Russell Kirk once said something to the effect that if young people will not have good literature, they will turn to Mad Ghoul comics, to great detriment to the formation of their moral imagination. What is your assessment of the world of young-adult fiction?
I might surprise you by my answer. I am a writer of young adult fiction who reads very little young adult fiction. I did not grow up as a reader. Then I became a political scientist and discounted the importance of reading fiction of any kind. It was only after years of reading Dr. Kirk and considering what he said about the moral imagination that I started to come around to the essential importance of “story” in our lives. I have since gone back to read George MacDonald, Lewis, Tolkien, and other classic figures in children’s literature and it has all left me little time for contemporary young adult fiction. That said, I think there is some really excellent work being done—and there is complete trash out there as well.
The Harry Potter phenomenon gripped the world at a time when I was not reading fiction at all. I dismissed it all rather out of hand. I have since become convinced, however, in the real underlying sophistication and good of the J.K. Rowling series. I am also a fan of The Hunger Games (though I have only read the first novel in that series so far), and the Percy Jackson series by Rick Riordan is well done and brings the Olympic Gods into the world of our children in a way that the average public school kid might never be introduced to at all.
I will say that browsing the young adult bookshelves these days can be a depressing experience. If the covers are indicative of the content, I might be worried about the health of the souls of our older young adults.
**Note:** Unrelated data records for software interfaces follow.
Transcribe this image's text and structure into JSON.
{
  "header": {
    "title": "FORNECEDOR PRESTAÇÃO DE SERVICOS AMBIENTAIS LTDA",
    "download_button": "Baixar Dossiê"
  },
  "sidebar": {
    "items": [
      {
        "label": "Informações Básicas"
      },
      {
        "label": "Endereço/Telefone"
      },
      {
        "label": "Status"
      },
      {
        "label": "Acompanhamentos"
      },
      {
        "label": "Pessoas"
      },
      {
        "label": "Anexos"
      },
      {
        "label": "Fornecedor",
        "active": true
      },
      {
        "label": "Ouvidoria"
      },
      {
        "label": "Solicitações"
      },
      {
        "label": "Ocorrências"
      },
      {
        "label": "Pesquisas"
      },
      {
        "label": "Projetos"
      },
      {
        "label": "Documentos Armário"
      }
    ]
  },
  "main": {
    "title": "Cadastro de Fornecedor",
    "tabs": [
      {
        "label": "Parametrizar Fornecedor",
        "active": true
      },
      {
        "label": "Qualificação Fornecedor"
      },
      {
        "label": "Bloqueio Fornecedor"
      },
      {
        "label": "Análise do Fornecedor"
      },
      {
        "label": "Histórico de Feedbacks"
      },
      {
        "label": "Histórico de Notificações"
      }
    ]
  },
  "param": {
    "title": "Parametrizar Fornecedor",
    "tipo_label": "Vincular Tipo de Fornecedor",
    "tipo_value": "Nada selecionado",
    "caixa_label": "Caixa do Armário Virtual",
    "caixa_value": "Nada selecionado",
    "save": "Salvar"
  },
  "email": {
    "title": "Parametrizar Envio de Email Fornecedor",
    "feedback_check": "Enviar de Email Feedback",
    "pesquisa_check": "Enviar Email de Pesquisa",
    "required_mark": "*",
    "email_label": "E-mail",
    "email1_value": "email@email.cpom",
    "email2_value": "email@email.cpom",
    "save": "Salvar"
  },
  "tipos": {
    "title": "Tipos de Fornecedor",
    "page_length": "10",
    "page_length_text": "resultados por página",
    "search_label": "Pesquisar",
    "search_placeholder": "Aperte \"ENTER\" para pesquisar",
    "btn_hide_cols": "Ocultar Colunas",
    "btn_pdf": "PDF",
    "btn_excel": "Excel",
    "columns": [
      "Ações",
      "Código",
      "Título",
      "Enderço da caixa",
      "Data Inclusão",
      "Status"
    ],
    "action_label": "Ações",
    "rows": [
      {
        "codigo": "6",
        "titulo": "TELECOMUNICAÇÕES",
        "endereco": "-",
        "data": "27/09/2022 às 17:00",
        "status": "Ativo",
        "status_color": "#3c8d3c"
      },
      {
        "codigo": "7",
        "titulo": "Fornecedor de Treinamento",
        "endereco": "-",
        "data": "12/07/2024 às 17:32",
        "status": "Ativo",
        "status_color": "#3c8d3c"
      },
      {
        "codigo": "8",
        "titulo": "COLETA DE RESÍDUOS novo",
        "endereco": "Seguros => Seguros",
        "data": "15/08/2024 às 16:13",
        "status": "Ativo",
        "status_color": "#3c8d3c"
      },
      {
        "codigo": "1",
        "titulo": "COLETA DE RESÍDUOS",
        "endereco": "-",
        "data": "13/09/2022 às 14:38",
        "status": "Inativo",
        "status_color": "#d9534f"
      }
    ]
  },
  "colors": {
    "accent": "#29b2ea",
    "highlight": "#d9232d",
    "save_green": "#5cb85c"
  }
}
It seems the formula for selling books to teens these days is to have a sexually suggested black or otherwise very dark cover that introduces them to a taboo world of tattoos and leather and darkness. Since I have not read those books, however, I can’t say if the content lines up with the cover or if the publishers have just figured out a cover formula and stick to it.
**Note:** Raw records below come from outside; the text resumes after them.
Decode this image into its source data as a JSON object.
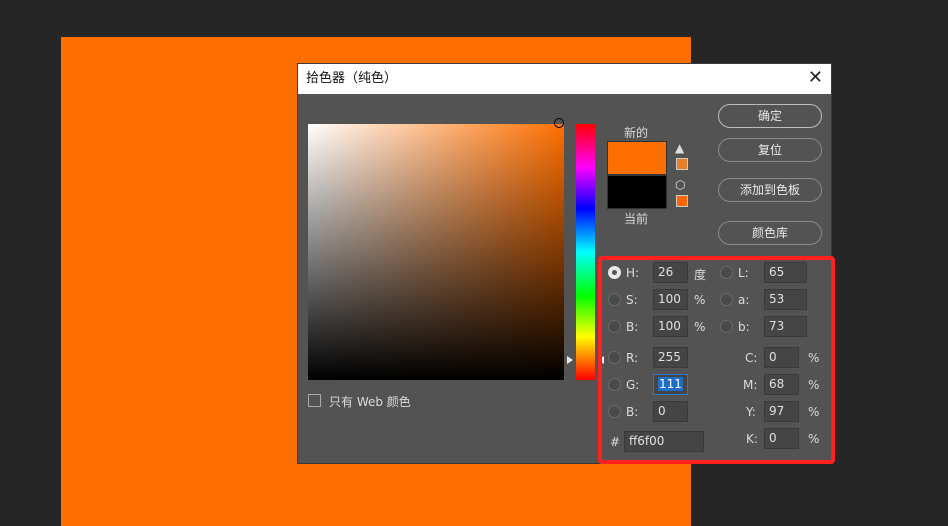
{
  "canvas_color": "#ff6f00",
  "dialog": {
    "title": "拾色器（纯色）",
    "close": "✕"
  },
  "swatch": {
    "new_label": "新的",
    "current_label": "当前",
    "new_color": "#ff6f00",
    "current_color": "#000000",
    "gamut_warning_color": "#e87f2a",
    "websafe_color": "#ff6600"
  },
  "buttons": {
    "ok": "确定",
    "reset": "复位",
    "add_swatch": "添加到色板",
    "color_libraries": "颜色库"
  },
  "web_only": {
    "label": "只有 Web 颜色",
    "checked": false
  },
  "fields": {
    "H": {
      "label": "H:",
      "value": "26",
      "unit": "度"
    },
    "S": {
      "label": "S:",
      "value": "100",
      "unit": "%"
    },
    "Bv": {
      "label": "B:",
      "value": "100",
      "unit": "%"
    },
    "R": {
      "label": "R:",
      "value": "255"
    },
    "G": {
      "label": "G:",
      "value": "111"
    },
    "B": {
      "label": "B:",
      "value": "0"
    },
    "L": {
      "label": "L:",
      "value": "65"
    },
    "a": {
      "label": "a:",
      "value": "53"
    },
    "b": {
      "label": "b:",
      "value": "73"
    },
    "C": {
      "label": "C:",
      "value": "0",
      "unit": "%"
    },
    "M": {
      "label": "M:",
      "value": "68",
      "unit": "%"
    },
    "Y": {
      "label": "Y:",
      "value": "97",
      "unit": "%"
    },
    "K": {
      "label": "K:",
      "value": "0",
      "unit": "%"
    },
    "hex": {
      "label": "#",
      "value": "ff6f00"
    }
  },
  "highlight_color": "#ff2020"
}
I think if Dr. Kirk were writing today, he might reflect that the danger is less Mad Ghoul comics than our children’s imaginations being filled with a toxic brew of video games, movies, television, and the constant bombardments of the influence of other teens through Facebook. “If they will not have good literature, they will turn to Facebook, to the great detriment of the formation of their moral imaginations,” he might say.
Still, there is good work being done and I hope in some small way I can contribute to the formation of a few imaginations that are moral and prepared to deal with the world we inhabit.
Books on the topic of this essay may be found in The Imaginative Conservative Bookstore. Republished with the gracious permission of the University Bookman. The Imaginative Conservative applies the principle of appreciation to the discussion of culture and politics—we approach dialogue with magnanimity rather than with mere civility. Will you help us remain a refreshing oasis in the increasingly contentious arena of modern discourse? Please consider donating now.